_Work to complete:_ Set the data down once more, in full and exactly.
(Beginning of Supplied material)
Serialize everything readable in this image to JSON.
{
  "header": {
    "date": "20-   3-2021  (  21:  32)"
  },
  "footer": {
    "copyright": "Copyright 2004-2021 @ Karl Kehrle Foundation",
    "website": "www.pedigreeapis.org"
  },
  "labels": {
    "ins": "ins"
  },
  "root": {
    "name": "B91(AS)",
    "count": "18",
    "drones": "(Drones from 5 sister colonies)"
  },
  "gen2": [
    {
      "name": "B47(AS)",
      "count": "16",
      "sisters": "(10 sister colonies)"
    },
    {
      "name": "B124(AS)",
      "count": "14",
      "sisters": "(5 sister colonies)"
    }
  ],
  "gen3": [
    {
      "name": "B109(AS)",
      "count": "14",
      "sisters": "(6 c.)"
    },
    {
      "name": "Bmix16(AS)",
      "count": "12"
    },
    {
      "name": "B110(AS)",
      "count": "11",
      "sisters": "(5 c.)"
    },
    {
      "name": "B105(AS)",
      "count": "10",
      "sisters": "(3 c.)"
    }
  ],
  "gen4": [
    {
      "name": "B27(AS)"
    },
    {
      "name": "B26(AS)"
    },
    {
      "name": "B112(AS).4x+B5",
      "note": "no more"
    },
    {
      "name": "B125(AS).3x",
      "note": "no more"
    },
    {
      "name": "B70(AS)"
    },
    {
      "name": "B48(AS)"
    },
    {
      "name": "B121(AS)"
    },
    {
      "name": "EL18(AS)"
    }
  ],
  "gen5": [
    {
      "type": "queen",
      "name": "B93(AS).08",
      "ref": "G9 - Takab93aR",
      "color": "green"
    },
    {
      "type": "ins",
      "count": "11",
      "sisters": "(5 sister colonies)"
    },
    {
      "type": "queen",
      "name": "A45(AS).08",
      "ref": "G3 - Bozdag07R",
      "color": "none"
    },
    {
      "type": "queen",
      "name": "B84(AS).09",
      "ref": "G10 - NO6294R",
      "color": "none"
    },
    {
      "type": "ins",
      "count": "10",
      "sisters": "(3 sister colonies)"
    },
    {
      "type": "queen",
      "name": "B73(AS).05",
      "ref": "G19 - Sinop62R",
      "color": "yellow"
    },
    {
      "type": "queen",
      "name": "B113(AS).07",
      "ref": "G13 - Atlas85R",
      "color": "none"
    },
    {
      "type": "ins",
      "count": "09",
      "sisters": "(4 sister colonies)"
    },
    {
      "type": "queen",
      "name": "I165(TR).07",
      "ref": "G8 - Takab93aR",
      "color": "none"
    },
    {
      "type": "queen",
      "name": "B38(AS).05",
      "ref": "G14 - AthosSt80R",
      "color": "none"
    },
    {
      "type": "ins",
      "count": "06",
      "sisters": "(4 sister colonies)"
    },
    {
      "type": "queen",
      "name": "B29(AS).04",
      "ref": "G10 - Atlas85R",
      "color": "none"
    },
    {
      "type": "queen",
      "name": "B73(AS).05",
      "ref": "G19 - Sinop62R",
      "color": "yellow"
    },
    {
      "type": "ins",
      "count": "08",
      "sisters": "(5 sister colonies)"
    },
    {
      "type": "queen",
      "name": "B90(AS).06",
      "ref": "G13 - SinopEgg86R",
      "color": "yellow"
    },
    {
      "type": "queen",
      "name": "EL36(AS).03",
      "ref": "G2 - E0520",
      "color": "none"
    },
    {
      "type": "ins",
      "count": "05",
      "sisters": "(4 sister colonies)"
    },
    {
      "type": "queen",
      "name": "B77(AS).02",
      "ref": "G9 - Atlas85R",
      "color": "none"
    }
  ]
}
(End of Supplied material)
_Exercise response:_
Serialize everything readable in this image to JSON.
{
  "header": {
    "date": "20-   3-2021  (  21:  32)"
  },
  "footer": {
    "copyright": "Copyright 2004-2021 @ Karl Kehrle Foundation",
    "website": "www.pedigreeapis.org"
  },
  "labels": {
    "ins": "ins"
  },
  "root": {
    "name": "B91(AS)",
    "count": "18",
    "drones": "(Drones from 5 sister colonies)"
  },
  "gen2": [
    {
      "name": "B47(AS)",
      "count": "16",
      "sisters": "(10 sister colonies)"
    },
    {
      "name": "B124(AS)",
      "count": "14",
      "sisters": "(5 sister colonies)"
    }
  ],
  "gen3": [
    {
      "name": "B109(AS)",
      "count": "14",
      "sisters": "(6 c.)"
    },
    {
      "name": "Bmix16(AS)",
      "count": "12"
    },
    {
      "name": "B110(AS)",
      "count": "11",
      "sisters": "(5 c.)"
    },
    {
      "name": "B105(AS)",
      "count": "10",
      "sisters": "(3 c.)"
    }
  ],
  "gen4": [
    {
      "name": "B27(AS)"
    },
    {
      "name": "B26(AS)"
    },
    {
      "name": "B112(AS).4x+B5",
      "note": "no more"
    },
    {
      "name": "B125(AS).3x",
      "note": "no more"
    },
    {
      "name": "B70(AS)"
    },
    {
      "name": "B48(AS)"
    },
    {
      "name": "B121(AS)"
    },
    {
      "name": "EL18(AS)"
    }
  ],
  "gen5": [
    {
      "type": "queen",
      "name": "B93(AS).08",
      "ref": "G9 - Takab93aR",
      "color": "green"
    },
    {
      "type": "ins",
      "count": "11",
      "sisters": "(5 sister colonies)"
    },
    {
      "type": "queen",
      "name": "A45(AS).08",
      "ref": "G3 - Bozdag07R",
      "color": "none"
    },
    {
      "type": "queen",
      "name": "B84(AS).09",
      "ref": "G10 - NO6294R",
      "color": "none"
    },
    {
      "type": "ins",
      "count": "10",
      "sisters": "(3 sister colonies)"
    },
    {
      "type": "queen",
      "name": "B73(AS).05",
      "ref": "G19 - Sinop62R",
      "color": "yellow"
    },
    {
      "type": "queen",
      "name": "B113(AS).07",
      "ref": "G13 - Atlas85R",
      "color": "none"
    },
    {
      "type": "ins",
      "count": "09",
      "sisters": "(4 sister colonies)"
    },
    {
      "type": "queen",
      "name": "I165(TR).07",
      "ref": "G8 - Takab93aR",
      "color": "none"
    },
    {
      "type": "queen",
      "name": "B38(AS).05",
      "ref": "G14 - AthosSt80R",
      "color": "none"
    },
    {
      "type": "ins",
      "count": "06",
      "sisters": "(4 sister colonies)"
    },
    {
      "type": "queen",
      "name": "B29(AS).04",
      "ref": "G10 - Atlas85R",
      "color": "none"
    },
    {
      "type": "queen",
      "name": "B73(AS).05",
      "ref": "G19 - Sinop62R",
      "color": "yellow"
    },
    {
      "type": "ins",
      "count": "08",
      "sisters": "(5 sister colonies)"
    },
    {
      "type": "queen",
      "name": "B90(AS).06",
      "ref": "G13 - SinopEgg86R",
      "color": "yellow"
    },
    {
      "type": "queen",
      "name": "EL36(AS).03",
      "ref": "G2 - E0520",
      "color": "none"
    },
    {
      "type": "ins",
      "count": "05",
      "sisters": "(4 sister colonies)"
    },
    {
      "type": "queen",
      "name": "B77(AS).02",
      "ref": "G9 - Atlas85R",
      "color": "none"
    }
  ]
}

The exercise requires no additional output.